Wednesday, 3 August 2011

Every cloud

The weather has been abysmal for several days, with bad light even when it has been dry. Today I saw blue gaps in the cloud, so I ran for the hills, where the Angelica is abundant.

This hoverfly got me rather excited, because I knew I hadn't seen it before. Several shots were rattled off and anticipation was high during the rest of the photography session. When I got the pictures back to the computer and opened the books, I was slightly disappointed to discover it wasn't a new species for me, but merely a new colour variation of one that I had seen once before. It's the orange and black version of the bumblebee mimic Eriozona syrphoides.

The bumblebee-mimicking hoverfly Eriozona syrphoides
Eriozona syrphoides is the only bumblebee mimic to have an obtusely re-entrant (curved) vein at the position indicated by the arrow.

Note. I have amended the identification of this hoverfly as a result of a much better set of photographs taken a few days later.

Here's a shot of it beside an ichneumonid:

Eriozona syrphoides (right) and ichneumonid (left)

Staying with ichneumonids, this one has a quite impressive ovipositor:

Ichneumonid with long ovipositor
I saw a few of those wandering over Knapweed flowerheads, so we know what that ovipositor is used for.

This large brown specimen looks to be close to the Ophion family:

3 cm. ichneumonid

Dungflies are voracious hunters as adults (they're probably making up for all the dung they eat as larvae.) This one is making a meal of a smaller sawfly:
Dungfly with prey
But this dungfly has fallen foul of a little cream-coloured spider:

Spider with dungfly as prey

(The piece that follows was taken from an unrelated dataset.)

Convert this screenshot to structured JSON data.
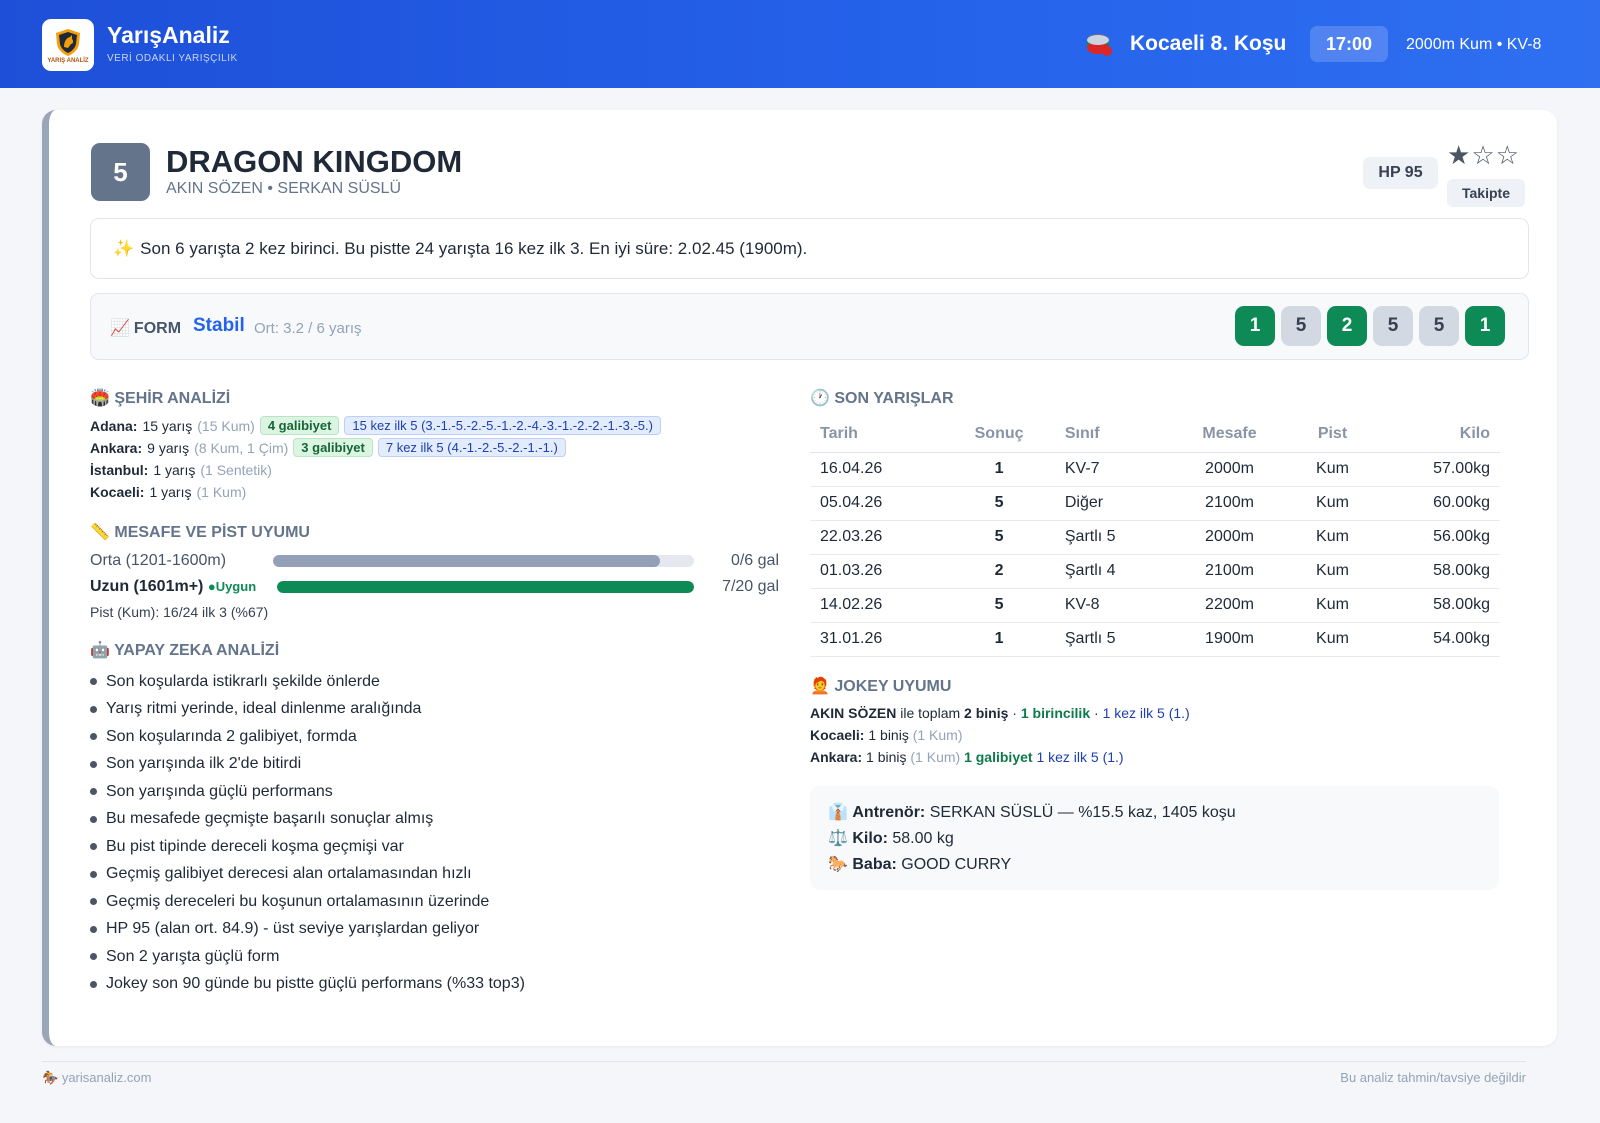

Now that's a truly vicious circle.

I was quite surprised to find a pristine Red Admiral butterfly nectaring on the Angelica:

Red Admiral butterfly
It's absolutely pristine, with no wear whatsoever, so it's clearly one of the local offspring of the early summer migrants. These feed solely on nettles as caterpillars.

At this time of year I always look closely at clusters of aphids on Knapweed. The larvae of the hoverfly Syrphus ribesii consume large numbers of aphids, and the female always makes sure her offspring have an adequate supply:

Larva of Syrphus ribesii with aphids

Meliscaeva cinctella is one of the later hoverflies, usually to be found from August onwards. Its larvae are also aphid eaters, but solely on tree-dwelling species, such as the Wooly beech aphid.

Meliscaeva cinctella hoverfly

Fairy Flax is a very delicate little flower which I tend to find near the edges of forestry, or along forest paths:
Fairy Flax

Just as I was getting out of the car, this leafhopper flew over my shoulder and landed on the path in front of me. Click.
The leafhopper Cicadella viridis


Emma Springfield said...

I always have a hard time deciding which of your pictures I like best. I had almost settled on the dung fly until I saw the delicate fairy flax. Maybe I don't need a favorite after all.

Rob said...

The ovipositor and antennae of that ichneumonid seem to triple the length of the rest of the insect - with such overhangs it must be a skilful flier.

Stuart said...

Emma: Fairy Flax is a tiny flower which usually defies all attempts to focus on it. Its alternative name, Purging Flax, hints at its previous use as a violent purgative.

Rob: Ichneumonids with long ovipositors often have long antennae because they are used to detect deeply buried or hidden hosts. The antennae guide the ovipositor very accurately at a distance where the eyes of the ichneumonid would be useless, or even where the ichneumonid would have a blind spot. In terms of flying, some of the smaller species can hover in the area where prey might be found, but in general, ichneumonids are very bad fliers, probably because of the very bad aerodynamics. So you're right.....the fact that they can fly at all must demand great skill.

Gill said...

"Fairy Flax is a tiny flower which usually defies all attempts to focus on it." I can confirm that - the hours I've wasted trying to get a decent shot of such a beautiful little flower. Stuart's is fantastic.

And I love that portrait of the Meliscaeva hoverfly.

" The larvae of these hoverflies live on the debris in bumblebee nests, so it would be very interesting if the different colour versions of the hoverfly were to be found in different bumblebee nests." Indeed it would, and I shouldn't be at all surprised if that turned out to be the case.